> **Exercise objective**: What is needed is an exact copy of the lines from the one containing "Enumerate this screenshot's" through the last line of the records, with no pictures.

====== Available data ======

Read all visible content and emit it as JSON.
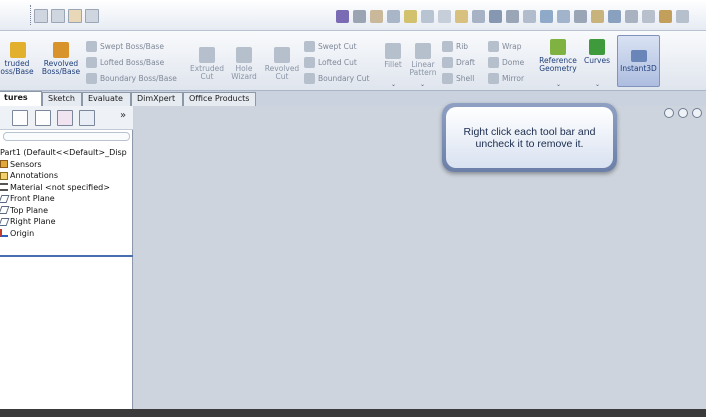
{
  "ribbon": {
    "extruded_boss": "truded\noss/Base",
    "revolved_boss": "Revolved\nBoss/Base",
    "swept_boss": "Swept Boss/Base",
    "lofted_boss": "Lofted Boss/Base",
    "boundary_boss": "Boundary Boss/Base",
    "extruded_cut": "Extruded\nCut",
    "hole_wizard": "Hole\nWizard",
    "revolved_cut": "Revolved\nCut",
    "swept_cut": "Swept Cut",
    "lofted_cut": "Lofted Cut",
    "boundary_cut": "Boundary Cut",
    "fillet": "Fillet",
    "linear_pattern": "Linear\nPattern",
    "rib": "Rib",
    "draft": "Draft",
    "shell": "Shell",
    "wrap": "Wrap",
    "dome": "Dome",
    "mirror": "Mirror",
    "reference_geometry": "Reference\nGeometry",
    "curves": "Curves",
    "instant3d": "Instant3D"
  },
  "tabs": [
    {
      "label": "tures"
    },
    {
      "label": "Sketch"
    },
    {
      "label": "Evaluate"
    },
    {
      "label": "DimXpert"
    },
    {
      "label": "Office Products"
    }
  ],
  "panel": {
    "more": "»",
    "tree": [
      {
        "label": "Part1  (Default<<Default>_Disp"
      },
      {
        "label": "Sensors"
      },
      {
        "label": "Annotations"
      },
      {
        "label": "Material <not specified>"
      },
      {
        "label": "Front Plane"
      },
      {
        "label": "Top Plane"
      },
      {
        "label": "Right Plane"
      },
      {
        "label": "Origin"
      }
    ]
  },
  "tooltip": {
    "text": "Right click each tool bar and uncheck it to remove it."
  }
}
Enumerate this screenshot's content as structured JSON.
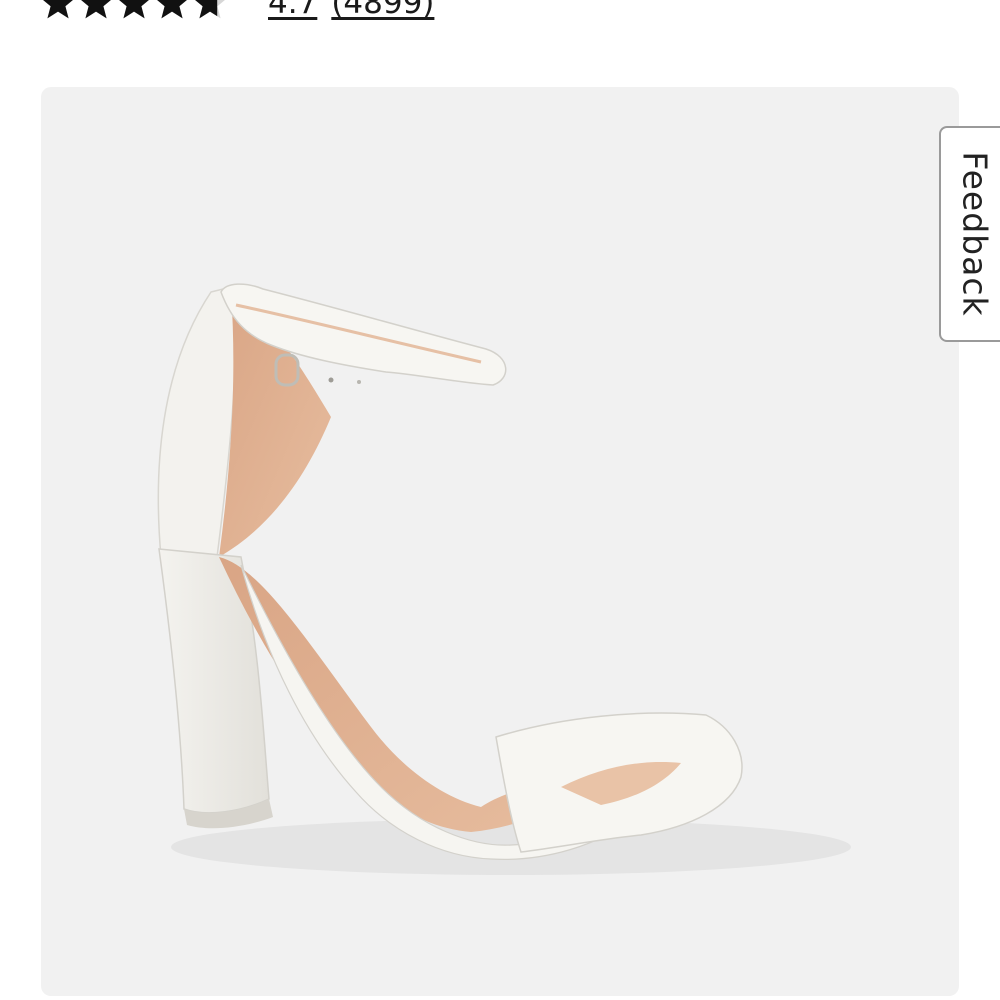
{
  "rating": {
    "stars": 4.7,
    "max_stars": 5,
    "score_text": "4.7",
    "count_text": "(4899)"
  },
  "product": {
    "image_icon": "white-block-heel-ankle-strap-sandal",
    "panel_color": "#f1f1f1"
  },
  "feedback": {
    "label": "Feedback"
  }
}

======

> **Answer to the problem**:
Enumerate this screenshot's content as structured JSON.
{
  "rating": {
    "stars": 4.7,
    "max_stars": 5,
    "score_text": "4.7",
    "count_text": "(4899)"
  },
  "product": {
    "image_icon": "white-block-heel-ankle-strap-sandal",
    "panel_color": "#f1f1f1"
  },
  "feedback": {
    "label": "Feedback"
  }
}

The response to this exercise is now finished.